Signal was founded by Co-Artistic/Executive Director Lauren Radnofsky and Co-Artistic Director/ Conductor Brad Lubman. Lubman, one of the foremost conductors of modern music and a leading figure in the field for over two decades, is a frequent guest with the world’s most distinguished orchestras and new music ensembles. A “new music dream team” (Time Out New York), Signal regularly performs with Lubman and features a supergroup of independent artists from the modern music scene. Signal is flexible in size and instrumentation - everything from solo to large contemporary ensemble in any possible combination - enabling it to meet the ever-changing demands on the 21st century performing ensemble.
At home in concert halls, clubs, and international festivals alike, Signal has performed at Lincoln Center Festival, BIG EARS Festival, Carnegie Hall’s Zankel Hall, Tanglewood Music Festival of Contemporary Music, Ojai Music Festival, Miller Theatre, (le) Poisson Rouge, Cleveland Museum of Art, the Wordless Music Series, and the Bang on a Can Marathon.
Signal’s fearlessly adventurous programming ranges from minimalism or pop-influenced to the iconoclastic European avant-garde. Signal has worked with artists and composers including Steve Reich, Helmut Lachenmann, Irvine Arditti, Kristian Bezuidenhout, Michael Gordon, David Lang, Julia Wolfe, Oliver Knussen, Hilda Paredes, and Charles Wuorinen. Their educational activities have included workshops with emerging composers at the June in Buffalo Festival, where they are a resident ensemble. Signal’s recordings are available on Cantaloupe, Mode, Orange Mountain, and New Amsterdam Records.
Recent highlights include a headliner performance of Steve Reich’s Music for 18 Musicians and Radio Rewrite at the 2014 BIG EARS Festival in Knoxville, TN. Upcoming highlights include the co-commission of a new work for large ensemble by Steve Reich, to be premiered in 2016-17, and the performance of Steve Reich’s video opera Three Tales, as well as David Lang, Michael Gordon, and Julia Wolfe’s video opera Shelter, on the LA Philharmonic’s series at Walt Disney Concert Hall in May 2015. Additionally, Signal makes its harmonia mundi debut in May 2015 with the release of Reich’s iconic Music for 18 Musicians.

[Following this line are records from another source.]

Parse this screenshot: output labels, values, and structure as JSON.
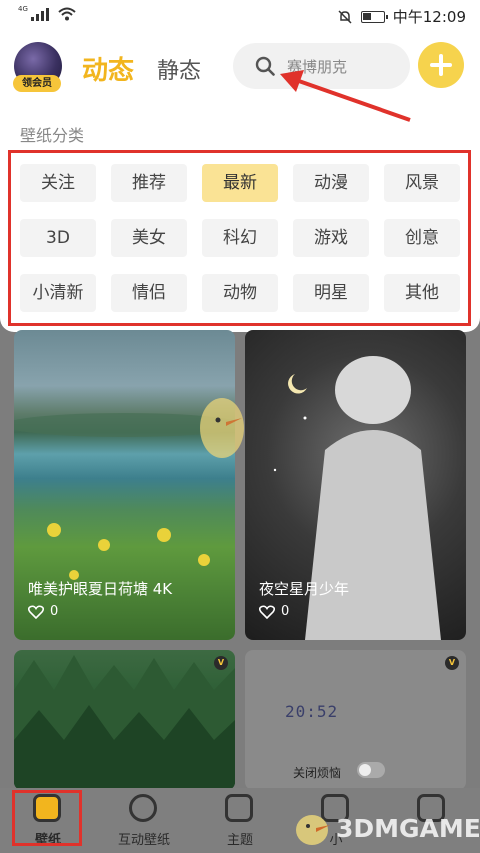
{
  "status_bar": {
    "network": "4G",
    "time": "中午12:09"
  },
  "header": {
    "avatar_badge": "领会员",
    "tabs": [
      {
        "label": "动态",
        "active": true
      },
      {
        "label": "静态",
        "active": false
      }
    ],
    "search_placeholder": "赛博朋克",
    "add_icon": "plus-icon"
  },
  "categories": {
    "title": "壁纸分类",
    "selected": "最新",
    "items": [
      "关注",
      "推荐",
      "最新",
      "动漫",
      "风景",
      "3D",
      "美女",
      "科幻",
      "游戏",
      "创意",
      "小清新",
      "情侣",
      "动物",
      "明星",
      "其他"
    ]
  },
  "wallpapers": [
    {
      "title": "唯美护眼夏日荷塘 4K",
      "likes": "0"
    },
    {
      "title": "夜空星月少年",
      "likes": "0"
    },
    {
      "title": "",
      "likes": "",
      "vip": "V"
    },
    {
      "title": "",
      "likes": "",
      "vip": "V",
      "clock": "20:52",
      "toggle_label": "关闭烦恼"
    }
  ],
  "bottom_nav": [
    {
      "label": "壁纸",
      "icon": "wallpaper-icon",
      "active": true
    },
    {
      "label": "互动壁纸",
      "icon": "interactive-wallpaper-icon",
      "active": false
    },
    {
      "label": "主题",
      "icon": "theme-icon",
      "active": false
    },
    {
      "label": "小",
      "icon": "widget-icon",
      "active": false
    },
    {
      "label": "",
      "icon": "profile-icon",
      "active": false
    }
  ],
  "watermark": "3DMGAME",
  "colors": {
    "accent": "#f2b51e",
    "selected_category_bg": "#fae395",
    "annotation_red": "#e0322b"
  }
}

More information >>here.



Miller Theatre at Columbia University
2960 Broadway, New York, NY 10027